Workflow Design Basics

Workflows are configured collections of subprocesses, activities, reference data, and functional resources that are used to complete the defined process from start to finish.

Under the Workflow model, using the Workflow Editor, you configure all aspects of a workflow's processes and specifications that are used during production.

Workflow logic may be internal and invisible to operators; however, most of the logic requires interaction through a user interface. Workflows that are visible to operators are called tasks, and when they are running, they can be viewed in the Task List or Task Management display, depending upon the permissions available to a user.

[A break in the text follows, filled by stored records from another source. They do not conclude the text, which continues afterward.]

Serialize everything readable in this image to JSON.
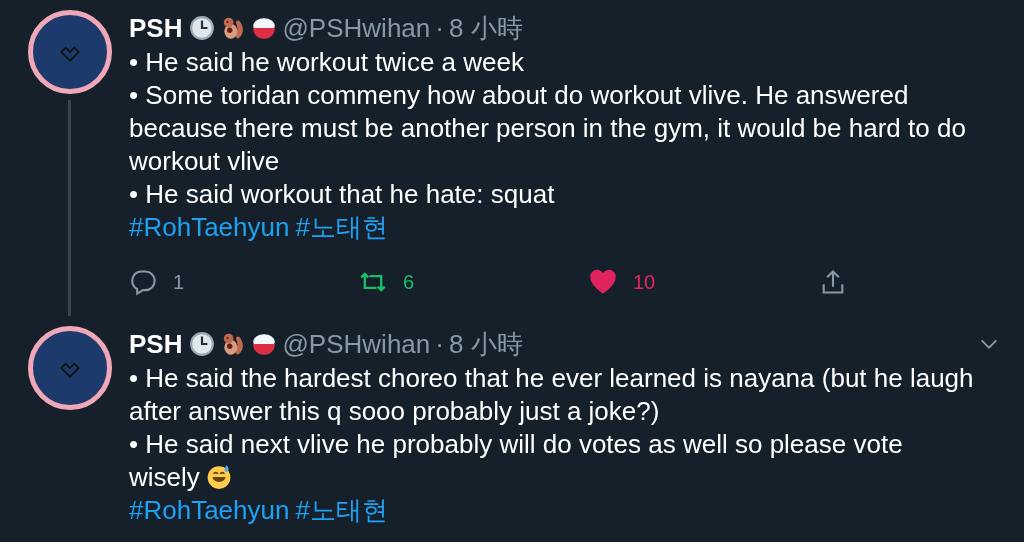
{
  "tweets": [
    {
      "name": "PSH",
      "handle": "@PSHwihan",
      "separator": "·",
      "time": "8 小時",
      "thread_line": true,
      "lines": [
        {
          "text": "• He said he workout twice a week"
        },
        {
          "text": "• Some toridan commeny how about do workout vlive. He answered because there must be another person in the gym, it would be hard to do workout vlive"
        },
        {
          "text": "• He said workout that he hate: squat"
        }
      ],
      "hashtags": [
        "#RohTaehyun",
        "#노태현"
      ],
      "actions": {
        "replies": "1",
        "retweets": "6",
        "retweeted": true,
        "likes": "10",
        "liked": true
      }
    },
    {
      "name": "PSH",
      "handle": "@PSHwihan",
      "separator": "·",
      "time": "8 小時",
      "thread_line": false,
      "lines": [
        {
          "text": "• He said the hardest choreo that he ever learned is nayana (but he laugh after answer this q sooo probably just a joke?)"
        },
        {
          "text": "• He said next vlive he probably will do votes as well so please vote wisely",
          "emoji": true
        }
      ],
      "hashtags": [
        "#RohTaehyun",
        "#노태현"
      ]
    }
  ]
}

A workflow may also be composed of subprocesses. These subprocesses may only be internal and invisible to operators; however, they must be valid (that is, contain no errors) and enabled (active) for a workflow to run. But, like workflow, they may require user interaction. If they are visible to operators, they are called task steps. Task steps can include their own documentation and forms, which appears to users in the Task List display.

Tasks and task steps can be routed to different workstations based on equipment or user requirements. For example, a task might contain an Insert Flange task step. When executed, this task step is routed to the console of the flange insertion worker. This task step presents him with a diagram of the flange install and a form to submit when he is finished. Sequences of task steps can be used to guide users through complex operations. Operators can input data into forms, that can then be used by the rest of the workflow or stored for reporting purposes.